[TASK ITEM]:
Every line of the entries that holds the word "results" is to be copied.

***

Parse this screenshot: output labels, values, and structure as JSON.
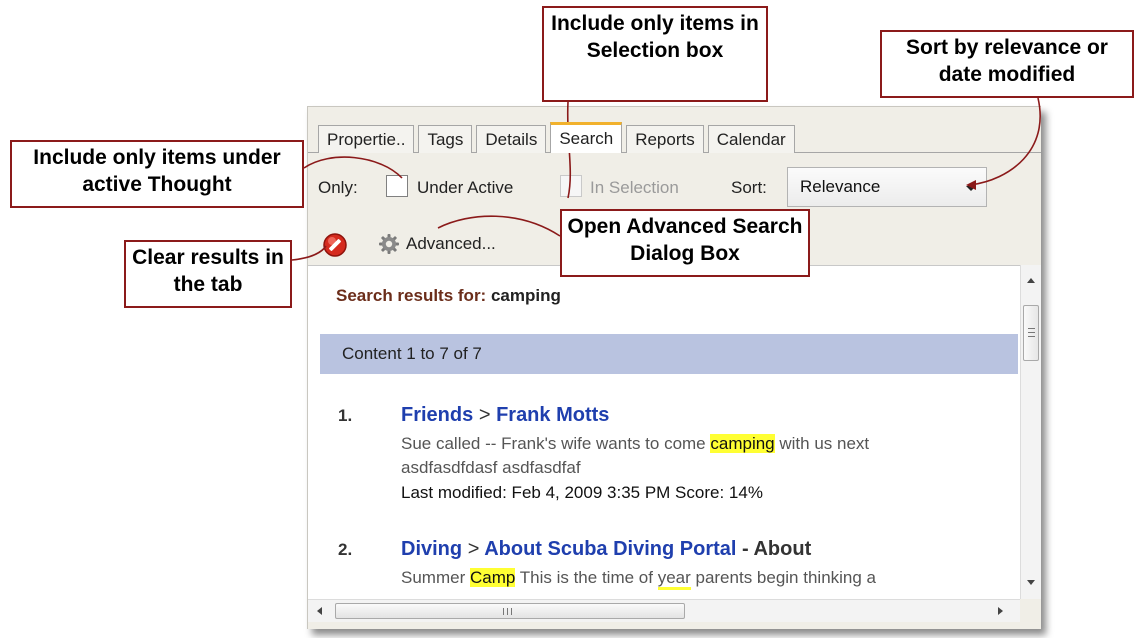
{
  "tabs": [
    {
      "label": "Propertie..",
      "active": false
    },
    {
      "label": "Tags",
      "active": false
    },
    {
      "label": "Details",
      "active": false
    },
    {
      "label": "Search",
      "active": true
    },
    {
      "label": "Reports",
      "active": false
    },
    {
      "label": "Calendar",
      "active": false
    }
  ],
  "options": {
    "only_label": "Only:",
    "under_active_label": "Under Active",
    "in_selection_label": "In Selection",
    "sort_label": "Sort:",
    "sort_value": "Relevance"
  },
  "toolbar": {
    "clear_icon": "clear-results-icon",
    "advanced_icon": "gear-icon",
    "advanced_label": "Advanced..."
  },
  "results": {
    "title_prefix": "Search results for:",
    "query": "camping",
    "count_text": "Content 1 to 7 of 7",
    "items": [
      {
        "num": "1.",
        "crumb_parent": "Friends",
        "crumb_sep": ">",
        "crumb_child": "Frank Motts",
        "crumb_suffix": "",
        "snippet_before": "Sue called -- Frank's wife wants to come ",
        "snippet_highlight": "camping",
        "snippet_after": " with us next",
        "snippet_line2": "asdfasdfdasf asdfasdfaf",
        "meta": "Last modified: Feb 4, 2009 3:35 PM   Score: 14%"
      },
      {
        "num": "2.",
        "crumb_parent": "Diving",
        "crumb_sep": ">",
        "crumb_child": "About Scuba Diving Portal",
        "crumb_suffix": " - About",
        "snippet_before": "Summer ",
        "snippet_highlight": "Camp",
        "snippet_mid": " This is the time of ",
        "snippet_underlined": "year",
        "snippet_after": " parents begin thinking a"
      }
    ]
  },
  "scrollbar_icons": {
    "up": "scroll-up-arrow-icon",
    "down": "scroll-down-arrow-icon",
    "left": "scroll-left-arrow-icon",
    "right": "scroll-right-arrow-icon"
  },
  "callouts": {
    "selection": "Include only items in Selection box",
    "sort": "Sort by relevance or date modified",
    "active": "Include only items under active Thought",
    "advanced": "Open Advanced Search Dialog Box",
    "clear": "Clear results in the tab"
  },
  "colors": {
    "callout_border": "#8b1a1a",
    "active_tab_accent": "#f1b12c",
    "count_bar": "#b9c3e0",
    "link": "#1f3fae",
    "highlight": "#ffff33"
  }
}
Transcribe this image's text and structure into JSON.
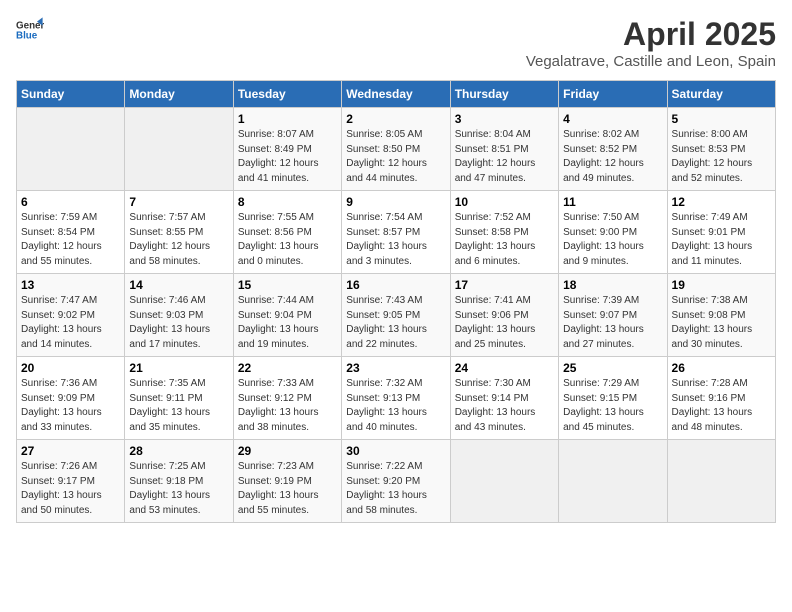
{
  "logo": {
    "general": "General",
    "blue": "Blue"
  },
  "header": {
    "month": "April 2025",
    "location": "Vegalatrave, Castille and Leon, Spain"
  },
  "weekdays": [
    "Sunday",
    "Monday",
    "Tuesday",
    "Wednesday",
    "Thursday",
    "Friday",
    "Saturday"
  ],
  "weeks": [
    [
      {
        "day": "",
        "sunrise": "",
        "sunset": "",
        "daylight": ""
      },
      {
        "day": "",
        "sunrise": "",
        "sunset": "",
        "daylight": ""
      },
      {
        "day": "1",
        "sunrise": "Sunrise: 8:07 AM",
        "sunset": "Sunset: 8:49 PM",
        "daylight": "Daylight: 12 hours and 41 minutes."
      },
      {
        "day": "2",
        "sunrise": "Sunrise: 8:05 AM",
        "sunset": "Sunset: 8:50 PM",
        "daylight": "Daylight: 12 hours and 44 minutes."
      },
      {
        "day": "3",
        "sunrise": "Sunrise: 8:04 AM",
        "sunset": "Sunset: 8:51 PM",
        "daylight": "Daylight: 12 hours and 47 minutes."
      },
      {
        "day": "4",
        "sunrise": "Sunrise: 8:02 AM",
        "sunset": "Sunset: 8:52 PM",
        "daylight": "Daylight: 12 hours and 49 minutes."
      },
      {
        "day": "5",
        "sunrise": "Sunrise: 8:00 AM",
        "sunset": "Sunset: 8:53 PM",
        "daylight": "Daylight: 12 hours and 52 minutes."
      }
    ],
    [
      {
        "day": "6",
        "sunrise": "Sunrise: 7:59 AM",
        "sunset": "Sunset: 8:54 PM",
        "daylight": "Daylight: 12 hours and 55 minutes."
      },
      {
        "day": "7",
        "sunrise": "Sunrise: 7:57 AM",
        "sunset": "Sunset: 8:55 PM",
        "daylight": "Daylight: 12 hours and 58 minutes."
      },
      {
        "day": "8",
        "sunrise": "Sunrise: 7:55 AM",
        "sunset": "Sunset: 8:56 PM",
        "daylight": "Daylight: 13 hours and 0 minutes."
      },
      {
        "day": "9",
        "sunrise": "Sunrise: 7:54 AM",
        "sunset": "Sunset: 8:57 PM",
        "daylight": "Daylight: 13 hours and 3 minutes."
      },
      {
        "day": "10",
        "sunrise": "Sunrise: 7:52 AM",
        "sunset": "Sunset: 8:58 PM",
        "daylight": "Daylight: 13 hours and 6 minutes."
      },
      {
        "day": "11",
        "sunrise": "Sunrise: 7:50 AM",
        "sunset": "Sunset: 9:00 PM",
        "daylight": "Daylight: 13 hours and 9 minutes."
      },
      {
        "day": "12",
        "sunrise": "Sunrise: 7:49 AM",
        "sunset": "Sunset: 9:01 PM",
        "daylight": "Daylight: 13 hours and 11 minutes."
      }
    ],
    [
      {
        "day": "13",
        "sunrise": "Sunrise: 7:47 AM",
        "sunset": "Sunset: 9:02 PM",
        "daylight": "Daylight: 13 hours and 14 minutes."
      },
      {
        "day": "14",
        "sunrise": "Sunrise: 7:46 AM",
        "sunset": "Sunset: 9:03 PM",
        "daylight": "Daylight: 13 hours and 17 minutes."
      },
      {
        "day": "15",
        "sunrise": "Sunrise: 7:44 AM",
        "sunset": "Sunset: 9:04 PM",
        "daylight": "Daylight: 13 hours and 19 minutes."
      },
      {
        "day": "16",
        "sunrise": "Sunrise: 7:43 AM",
        "sunset": "Sunset: 9:05 PM",
        "daylight": "Daylight: 13 hours and 22 minutes."
      },
      {
        "day": "17",
        "sunrise": "Sunrise: 7:41 AM",
        "sunset": "Sunset: 9:06 PM",
        "daylight": "Daylight: 13 hours and 25 minutes."
      },
      {
        "day": "18",
        "sunrise": "Sunrise: 7:39 AM",
        "sunset": "Sunset: 9:07 PM",
        "daylight": "Daylight: 13 hours and 27 minutes."
      },
      {
        "day": "19",
        "sunrise": "Sunrise: 7:38 AM",
        "sunset": "Sunset: 9:08 PM",
        "daylight": "Daylight: 13 hours and 30 minutes."
      }
    ],
    [
      {
        "day": "20",
        "sunrise": "Sunrise: 7:36 AM",
        "sunset": "Sunset: 9:09 PM",
        "daylight": "Daylight: 13 hours and 33 minutes."
      },
      {
        "day": "21",
        "sunrise": "Sunrise: 7:35 AM",
        "sunset": "Sunset: 9:11 PM",
        "daylight": "Daylight: 13 hours and 35 minutes."
      },
      {
        "day": "22",
        "sunrise": "Sunrise: 7:33 AM",
        "sunset": "Sunset: 9:12 PM",
        "daylight": "Daylight: 13 hours and 38 minutes."
      },
      {
        "day": "23",
        "sunrise": "Sunrise: 7:32 AM",
        "sunset": "Sunset: 9:13 PM",
        "daylight": "Daylight: 13 hours and 40 minutes."
      },
      {
        "day": "24",
        "sunrise": "Sunrise: 7:30 AM",
        "sunset": "Sunset: 9:14 PM",
        "daylight": "Daylight: 13 hours and 43 minutes."
      },
      {
        "day": "25",
        "sunrise": "Sunrise: 7:29 AM",
        "sunset": "Sunset: 9:15 PM",
        "daylight": "Daylight: 13 hours and 45 minutes."
      },
      {
        "day": "26",
        "sunrise": "Sunrise: 7:28 AM",
        "sunset": "Sunset: 9:16 PM",
        "daylight": "Daylight: 13 hours and 48 minutes."
      }
    ],
    [
      {
        "day": "27",
        "sunrise": "Sunrise: 7:26 AM",
        "sunset": "Sunset: 9:17 PM",
        "daylight": "Daylight: 13 hours and 50 minutes."
      },
      {
        "day": "28",
        "sunrise": "Sunrise: 7:25 AM",
        "sunset": "Sunset: 9:18 PM",
        "daylight": "Daylight: 13 hours and 53 minutes."
      },
      {
        "day": "29",
        "sunrise": "Sunrise: 7:23 AM",
        "sunset": "Sunset: 9:19 PM",
        "daylight": "Daylight: 13 hours and 55 minutes."
      },
      {
        "day": "30",
        "sunrise": "Sunrise: 7:22 AM",
        "sunset": "Sunset: 9:20 PM",
        "daylight": "Daylight: 13 hours and 58 minutes."
      },
      {
        "day": "",
        "sunrise": "",
        "sunset": "",
        "daylight": ""
      },
      {
        "day": "",
        "sunrise": "",
        "sunset": "",
        "daylight": ""
      },
      {
        "day": "",
        "sunrise": "",
        "sunset": "",
        "daylight": ""
      }
    ]
  ]
}
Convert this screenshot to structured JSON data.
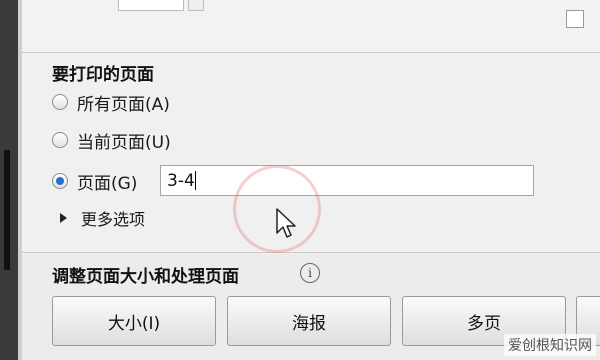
{
  "pages_section": {
    "title": "要打印的页面",
    "options": [
      {
        "label": "所有页面(A)",
        "checked": false
      },
      {
        "label": "当前页面(U)",
        "checked": false
      },
      {
        "label": "页面(G)",
        "checked": true
      }
    ],
    "pages_value": "3-4",
    "more_options": "更多选项"
  },
  "resize_section": {
    "title": "调整页面大小和处理页面",
    "info_glyph": "i",
    "buttons": [
      {
        "label": "大小(I)"
      },
      {
        "label": "海报"
      },
      {
        "label": "多页"
      },
      {
        "label": ""
      }
    ]
  },
  "watermark": "爱创根知识网",
  "colors": {
    "accent": "#2b6ed1",
    "ripple": "#e67878"
  }
}
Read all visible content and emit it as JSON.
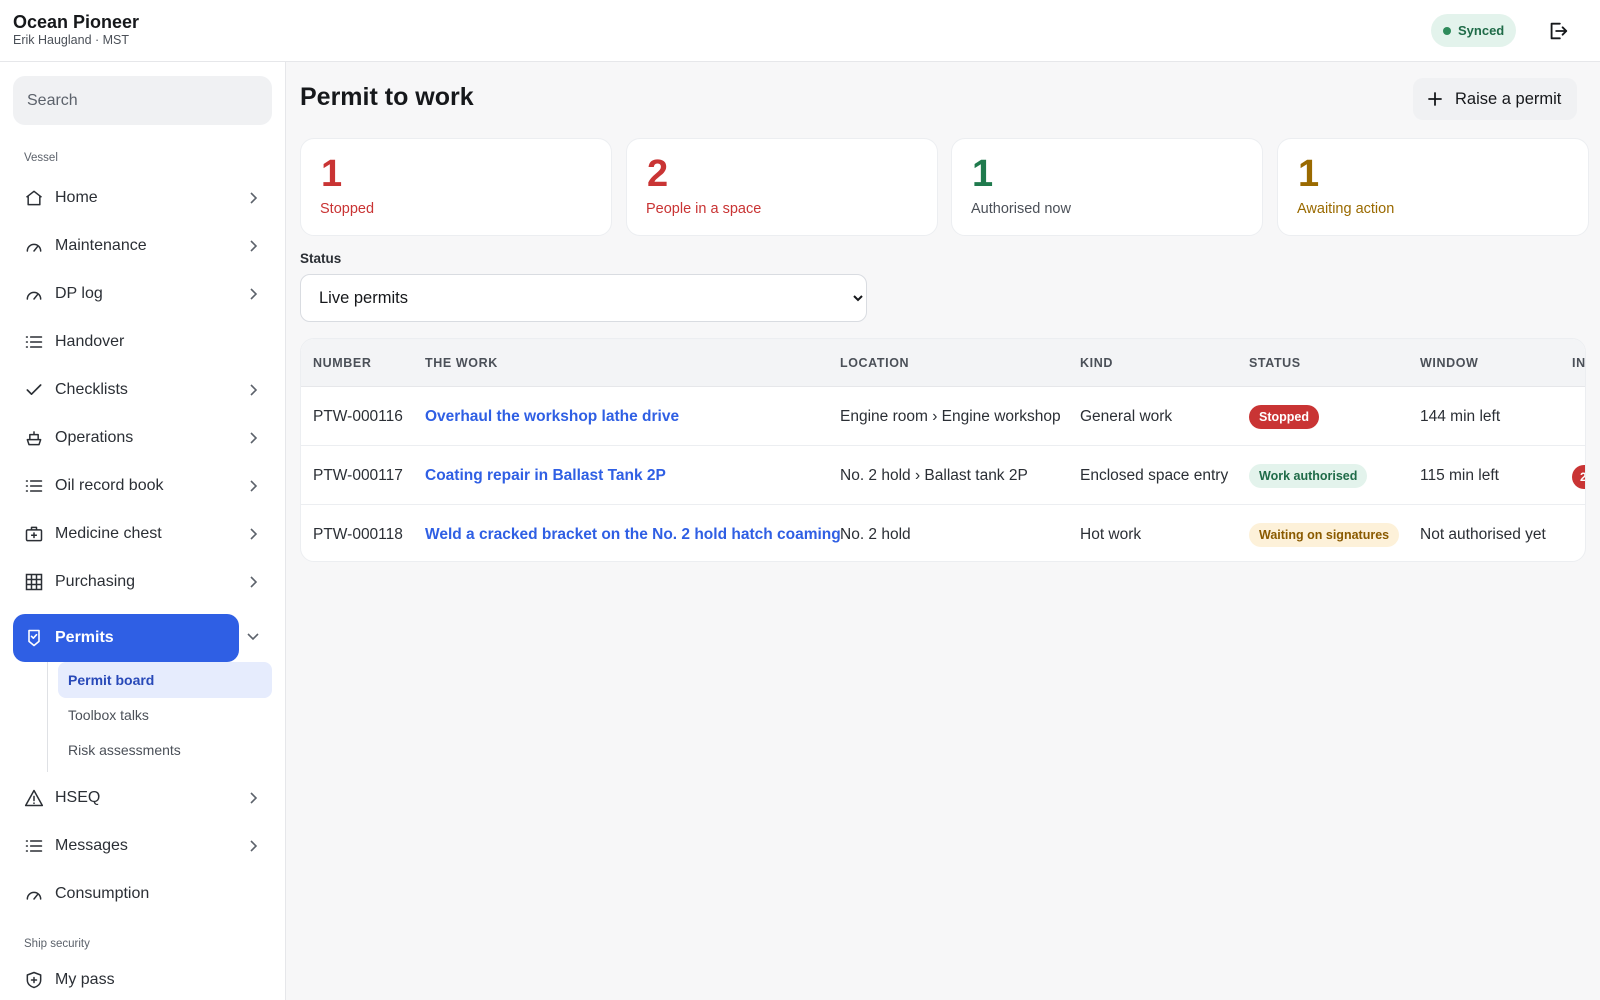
{
  "header": {
    "vessel_name": "Ocean Pioneer",
    "user_line": "Erik Haugland · MST",
    "sync_status": "Synced"
  },
  "sidebar": {
    "search_placeholder": "Search",
    "section_vessel": "Vessel",
    "items": [
      {
        "label": "Home",
        "icon": "home-icon"
      },
      {
        "label": "Maintenance",
        "icon": "gauge-icon"
      },
      {
        "label": "DP log",
        "icon": "gauge-icon"
      },
      {
        "label": "Handover",
        "icon": "list-icon"
      },
      {
        "label": "Checklists",
        "icon": "check-icon"
      },
      {
        "label": "Operations",
        "icon": "ship-icon"
      },
      {
        "label": "Oil record book",
        "icon": "list-icon"
      },
      {
        "label": "Medicine chest",
        "icon": "medical-kit-icon"
      },
      {
        "label": "Purchasing",
        "icon": "grid-icon"
      },
      {
        "label": "Permits",
        "icon": "permit-shield-icon"
      },
      {
        "label": "HSEQ",
        "icon": "warning-icon"
      },
      {
        "label": "Messages",
        "icon": "list-icon"
      },
      {
        "label": "Consumption",
        "icon": "gauge-icon"
      }
    ],
    "permits_sub": [
      {
        "label": "Permit board"
      },
      {
        "label": "Toolbox talks"
      },
      {
        "label": "Risk assessments"
      }
    ],
    "section_security": "Ship security",
    "security_items": [
      {
        "label": "My pass",
        "icon": "shield-plus-icon"
      }
    ]
  },
  "main": {
    "title": "Permit to work",
    "raise_label": "Raise a permit",
    "stats": [
      {
        "value": "1",
        "label": "Stopped",
        "color": "#c93434"
      },
      {
        "value": "2",
        "label": "People in a space",
        "color": "#c93434"
      },
      {
        "value": "1",
        "label": "Authorised now",
        "color": "#1f7a4d"
      },
      {
        "value": "1",
        "label": "Awaiting action",
        "color": "#9a6a00"
      }
    ],
    "filter": {
      "label": "Status",
      "value": "Live permits"
    },
    "table": {
      "headers": [
        "NUMBER",
        "THE WORK",
        "LOCATION",
        "KIND",
        "STATUS",
        "WINDOW",
        "IN"
      ],
      "rows": [
        {
          "number": "PTW-000116",
          "work": "Overhaul the workshop lathe drive",
          "location": "Engine room › Engine workshop",
          "kind": "General work",
          "status": "Stopped",
          "window": "144 min left",
          "in": ""
        },
        {
          "number": "PTW-000117",
          "work": "Coating repair in Ballast Tank 2P",
          "location": "No. 2 hold › Ballast tank 2P",
          "kind": "Enclosed space entry",
          "status": "Work authorised",
          "window": "115 min left",
          "in": "2"
        },
        {
          "number": "PTW-000118",
          "work": "Weld a cracked bracket on the No. 2 hold hatch coaming",
          "location": "No. 2 hold",
          "kind": "Hot work",
          "status": "Waiting on signatures",
          "window": "Not authorised yet",
          "in": ""
        }
      ]
    }
  }
}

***

[OUTPUT FOR THIS EXERCISE]:
    "clear_icon": "clear-results-icon",
  "results": {
    "title_prefix": "Search results for:",
    "clear": "Clear results in the tab"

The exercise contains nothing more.